▶ **Instructions to follow**
Your answer should reproduce every line of the material in which the word "nerušiť" occurs.
==== Available data
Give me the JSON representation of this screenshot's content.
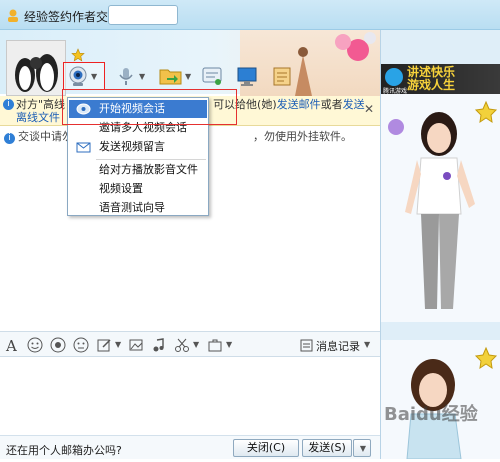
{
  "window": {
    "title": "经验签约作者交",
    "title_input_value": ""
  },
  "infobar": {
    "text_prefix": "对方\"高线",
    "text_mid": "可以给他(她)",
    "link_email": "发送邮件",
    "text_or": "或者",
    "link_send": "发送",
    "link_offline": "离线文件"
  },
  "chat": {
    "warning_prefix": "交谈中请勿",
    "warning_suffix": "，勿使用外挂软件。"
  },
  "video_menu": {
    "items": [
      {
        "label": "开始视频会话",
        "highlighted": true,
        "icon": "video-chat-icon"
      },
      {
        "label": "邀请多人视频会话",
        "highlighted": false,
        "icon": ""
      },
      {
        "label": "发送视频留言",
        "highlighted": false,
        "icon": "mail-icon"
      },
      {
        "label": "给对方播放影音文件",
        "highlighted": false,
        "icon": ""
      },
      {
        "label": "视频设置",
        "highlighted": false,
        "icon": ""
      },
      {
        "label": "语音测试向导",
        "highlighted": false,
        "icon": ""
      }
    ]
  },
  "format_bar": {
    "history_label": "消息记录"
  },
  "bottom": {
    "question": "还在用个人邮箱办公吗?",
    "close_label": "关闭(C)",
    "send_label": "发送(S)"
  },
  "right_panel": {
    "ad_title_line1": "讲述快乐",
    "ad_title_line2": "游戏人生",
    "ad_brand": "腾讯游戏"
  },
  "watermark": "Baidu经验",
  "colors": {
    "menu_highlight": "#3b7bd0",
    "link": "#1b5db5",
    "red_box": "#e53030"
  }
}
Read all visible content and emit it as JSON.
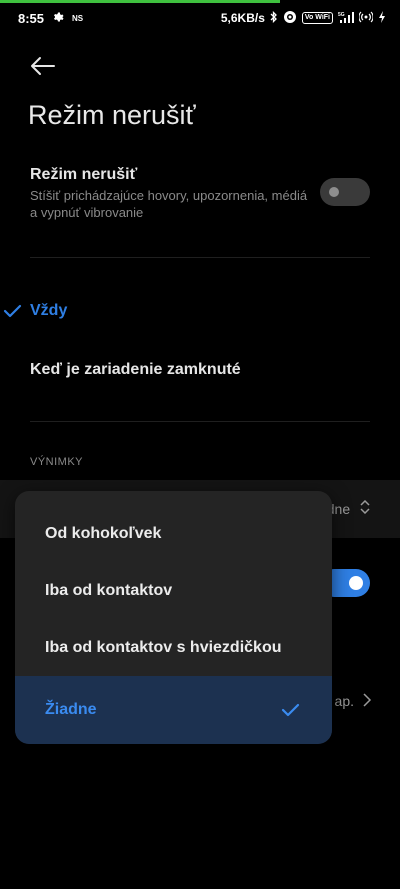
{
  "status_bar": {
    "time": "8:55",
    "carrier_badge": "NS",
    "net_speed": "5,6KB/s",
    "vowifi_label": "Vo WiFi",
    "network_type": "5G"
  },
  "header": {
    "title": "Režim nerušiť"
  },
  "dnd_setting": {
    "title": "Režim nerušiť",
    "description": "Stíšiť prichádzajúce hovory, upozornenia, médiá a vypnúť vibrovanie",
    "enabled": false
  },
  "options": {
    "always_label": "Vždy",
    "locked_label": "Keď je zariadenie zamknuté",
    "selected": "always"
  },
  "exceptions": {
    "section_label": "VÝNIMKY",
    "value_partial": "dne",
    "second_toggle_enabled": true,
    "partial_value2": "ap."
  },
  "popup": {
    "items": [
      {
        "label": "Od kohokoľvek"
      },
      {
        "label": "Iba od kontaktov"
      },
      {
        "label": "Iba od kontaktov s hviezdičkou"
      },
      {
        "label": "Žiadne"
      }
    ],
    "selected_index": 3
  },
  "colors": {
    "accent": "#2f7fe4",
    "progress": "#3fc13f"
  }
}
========
▶ **Expected output**
    "title": "Režim nerušiť"
    "title": "Režim nerušiť",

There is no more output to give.